-- Airlines last week eliminated or significantly lowered fuel surcharges for tens of thousands of domestic fares, but consumers are not paying less for most tickets.
An analysis by FareCompare.com at USA TODAY's request reveals that many airlines folded the amount of the surcharge into the airfare, so for most tickets, travelers are paying the same as before the change.
"We have seen a tectonic shift in domestic airfares, but it's not great news for consumers, because the major airlines have, for the most part, simply shifted the surcharge amount into the base airfare," says Rick Seaney, CEO of FareCompare.com.
Until last week, many airlines' domestic airfares had fuel surcharges — except where they compete with Southwest or another discount carrier that doesn't have them. Last week, American eliminated most domestic surcharges and reduced many others. Competitors followed.
Most international tickets still have fuel surcharges ranging from $200 to more than $500. On Nov. 5, 75% of American's 65,000 domestic fares had no surcharge, compared with 32% on Sept. 18, according to FareCompare.com. Nearly 6,000 of American's domestic fares on Sept. 18 had a $200 surcharge; four did on Nov. 5.
Most surviving high surcharges are on Hawaii routes. On Nov. 5, American had 4,000 domestic coach or first-class fares with a $280 surcharge; Delta had 6,000 with a $289 surcharge.
Many fares have absorbed the surcharges.
For example, on Nov. 1, American's base fare was $680, plus a $170 fuel surcharge, for a round-trip, 14-day advance-purchase ticket between Dallas/Fort Worth and Washington, D.C. The ticket's cost before government and airport fees was $850.
On Nov. 6, the same ticket cost $850 with no fuel surcharge.
The airlines' moves provide "a bit more transparency" in prices, Seaney says, but the wide range of surcharges also shows that the run-up in domestic fuel surcharges the past year "had everything to do with competition and the need to raise ticket prices."
Airlines say they began the fuel surcharges because they were hit by record fuel costs. The industry projects it will lose billions of dollars this year.
US Airways spokeswoman Valerie Wunder says the full price of a ticket — not the surcharge — matters.
"We still need to be able to charge enough for our product to be profitable, and we aren't there yet."
Aviation consultant Michael Boyd says the changes are not deceptive.

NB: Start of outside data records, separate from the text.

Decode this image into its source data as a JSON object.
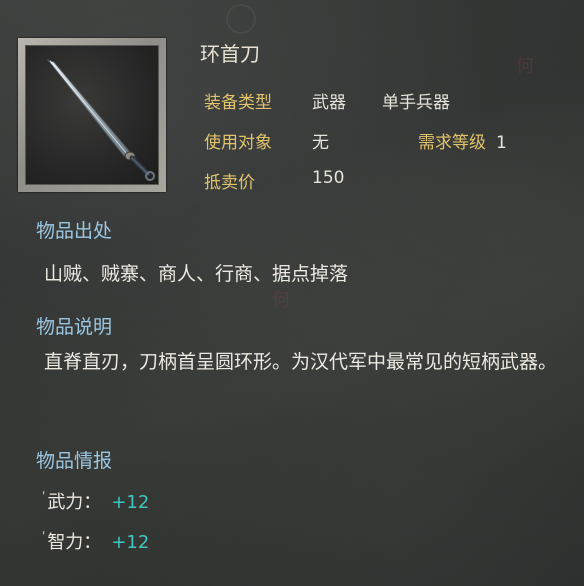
{
  "item": {
    "name": "环首刀",
    "icon": "sword-icon",
    "type_label": "装备类型",
    "type_value1": "武器",
    "type_value2": "单手兵器",
    "user_label": "使用对象",
    "user_value": "无",
    "req_label": "需求等级",
    "req_value": "1",
    "price_label": "抵卖价",
    "price_value": "150"
  },
  "sections": {
    "source_title": "物品出处",
    "source_text": "山贼、贼寨、商人、行商、据点掉落",
    "desc_title": "物品说明",
    "desc_text": "直脊直刃，刀柄首呈圆环形。为汉代军中最常见的短柄武器。",
    "info_title": "物品情报"
  },
  "stats": [
    {
      "label": "武力：",
      "value": "+12"
    },
    {
      "label": "智力：",
      "value": "+12"
    }
  ],
  "colors": {
    "gold_label": "#e0c36b",
    "section_title": "#9cc7e2",
    "stat_value": "#3fc6c0"
  }
}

This year is "a financial disaster" for airlines, so "shifting the name from 'fuel surcharge' to 'fare' is not ripping the public off," he says.